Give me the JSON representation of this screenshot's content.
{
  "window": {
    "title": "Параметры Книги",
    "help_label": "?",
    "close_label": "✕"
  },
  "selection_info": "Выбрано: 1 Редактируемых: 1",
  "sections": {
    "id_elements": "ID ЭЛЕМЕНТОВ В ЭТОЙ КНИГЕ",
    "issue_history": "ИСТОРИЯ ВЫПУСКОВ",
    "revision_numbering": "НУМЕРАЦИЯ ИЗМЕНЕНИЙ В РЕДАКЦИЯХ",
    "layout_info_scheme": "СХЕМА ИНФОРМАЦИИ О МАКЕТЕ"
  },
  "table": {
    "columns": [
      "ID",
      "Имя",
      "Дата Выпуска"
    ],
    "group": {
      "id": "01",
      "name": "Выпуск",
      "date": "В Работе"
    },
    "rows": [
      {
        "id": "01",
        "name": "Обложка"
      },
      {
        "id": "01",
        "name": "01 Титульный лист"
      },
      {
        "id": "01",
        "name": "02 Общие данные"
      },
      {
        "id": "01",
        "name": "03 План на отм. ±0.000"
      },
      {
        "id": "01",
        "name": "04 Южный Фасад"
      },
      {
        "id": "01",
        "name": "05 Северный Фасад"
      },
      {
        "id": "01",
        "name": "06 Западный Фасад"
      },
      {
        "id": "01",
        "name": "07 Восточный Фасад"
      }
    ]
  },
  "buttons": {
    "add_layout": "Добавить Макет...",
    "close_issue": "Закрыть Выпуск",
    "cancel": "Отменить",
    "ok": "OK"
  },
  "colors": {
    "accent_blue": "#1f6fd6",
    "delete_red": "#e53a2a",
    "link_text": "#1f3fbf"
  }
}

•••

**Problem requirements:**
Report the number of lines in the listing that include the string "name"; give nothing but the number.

**Result below:**
9